When the percussion group went on stage to play, the event host asked the students each to pick up and hold an inflated balloon. Smiles broke out on the faces of the youth when the drummers began to play and they felt the vibrations of the drum beats between their hands.
Crewmembers performed a silent drama and the onboard sign language club signed interpretations for two songs. Student Chantal Campbell was inspired when she saw a young girl who lives with her family on the ship signing on stage with the adult crewmembers. An interpreter reminded Chantal of her response when she was interacting with crewmembers after the event. “I remember you told me that seeing the little girl signing, that it really touched you; it made you emotional.” “That is a big thing for a deaf person to see!” signed Chantal back.
Chantal told crewmembers that she really appreciated the fact that every part of the morning was planned with the abilities of deaf people in mind. “I really liked how all of you thought about those who are deaf and how we were able to feel the music through the balloon,” signed Chantal. “The dance, the drumming, and the singing and signing – it was beautiful.

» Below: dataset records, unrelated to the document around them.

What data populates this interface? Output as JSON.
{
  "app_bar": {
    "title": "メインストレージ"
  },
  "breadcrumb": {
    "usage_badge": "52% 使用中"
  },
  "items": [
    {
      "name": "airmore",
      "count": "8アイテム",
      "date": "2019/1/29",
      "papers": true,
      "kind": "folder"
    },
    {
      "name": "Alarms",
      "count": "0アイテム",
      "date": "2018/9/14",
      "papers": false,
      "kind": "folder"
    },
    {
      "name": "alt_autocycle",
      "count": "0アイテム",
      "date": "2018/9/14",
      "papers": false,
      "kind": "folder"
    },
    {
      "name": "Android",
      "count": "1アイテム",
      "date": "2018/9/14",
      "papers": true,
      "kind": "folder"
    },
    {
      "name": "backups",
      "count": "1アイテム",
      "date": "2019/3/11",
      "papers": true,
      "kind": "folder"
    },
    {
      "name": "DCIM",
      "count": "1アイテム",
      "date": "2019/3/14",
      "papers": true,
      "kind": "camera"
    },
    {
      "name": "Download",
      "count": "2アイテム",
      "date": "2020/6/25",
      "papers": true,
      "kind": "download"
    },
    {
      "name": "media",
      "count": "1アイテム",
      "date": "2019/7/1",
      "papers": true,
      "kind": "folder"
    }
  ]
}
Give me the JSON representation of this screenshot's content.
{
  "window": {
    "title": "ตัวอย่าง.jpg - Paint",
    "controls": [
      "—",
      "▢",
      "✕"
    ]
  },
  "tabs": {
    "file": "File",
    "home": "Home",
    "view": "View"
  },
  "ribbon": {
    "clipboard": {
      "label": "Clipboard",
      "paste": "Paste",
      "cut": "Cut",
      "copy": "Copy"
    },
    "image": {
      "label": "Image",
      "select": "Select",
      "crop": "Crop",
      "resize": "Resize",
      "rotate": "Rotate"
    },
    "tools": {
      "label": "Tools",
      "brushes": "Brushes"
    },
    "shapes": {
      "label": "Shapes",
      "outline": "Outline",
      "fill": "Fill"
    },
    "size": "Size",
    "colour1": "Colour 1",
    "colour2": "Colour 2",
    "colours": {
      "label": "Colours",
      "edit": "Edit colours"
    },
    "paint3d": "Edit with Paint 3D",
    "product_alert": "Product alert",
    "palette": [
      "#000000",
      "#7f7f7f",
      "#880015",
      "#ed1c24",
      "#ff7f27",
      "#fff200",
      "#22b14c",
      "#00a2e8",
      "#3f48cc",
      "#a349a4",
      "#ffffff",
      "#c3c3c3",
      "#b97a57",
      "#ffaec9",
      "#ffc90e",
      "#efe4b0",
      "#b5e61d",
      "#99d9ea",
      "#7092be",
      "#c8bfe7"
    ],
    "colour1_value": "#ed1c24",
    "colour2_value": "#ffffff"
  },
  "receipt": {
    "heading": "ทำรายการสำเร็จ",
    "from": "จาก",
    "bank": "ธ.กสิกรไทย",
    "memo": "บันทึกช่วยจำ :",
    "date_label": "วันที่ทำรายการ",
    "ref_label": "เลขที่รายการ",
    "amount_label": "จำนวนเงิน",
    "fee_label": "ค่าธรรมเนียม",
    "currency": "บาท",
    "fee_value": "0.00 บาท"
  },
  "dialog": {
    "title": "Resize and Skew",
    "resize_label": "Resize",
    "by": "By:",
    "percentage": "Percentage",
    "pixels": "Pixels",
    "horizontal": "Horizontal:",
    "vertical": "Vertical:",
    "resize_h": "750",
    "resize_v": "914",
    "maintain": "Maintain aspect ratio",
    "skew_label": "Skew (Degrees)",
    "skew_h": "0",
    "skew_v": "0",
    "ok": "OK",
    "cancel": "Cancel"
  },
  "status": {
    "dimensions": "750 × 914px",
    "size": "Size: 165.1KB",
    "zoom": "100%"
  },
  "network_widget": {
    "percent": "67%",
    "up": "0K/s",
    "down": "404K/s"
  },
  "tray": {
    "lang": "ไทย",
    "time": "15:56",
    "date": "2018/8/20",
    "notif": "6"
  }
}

Everything that I saw really touched my heart.”
Andy Svoboda has been working with deaf students in schools across Jamaica for the last five years and helped as an interpreter during the event. “Do these students often get to come to events like this that are designed specifically for them?” asked Kayla Gibson (USA).
“Oh, this was quite unique,” said Andy, explaining that a social stigma in Jamaica surrounding deafness means deaf people are often marginalised and have limited access to jobs and education. “The kids today loved it. They were very tuned in; this was an amazing experience for them.”
Published: Tuesday, 06 June 2017
Credit: Rebecca Gaasrud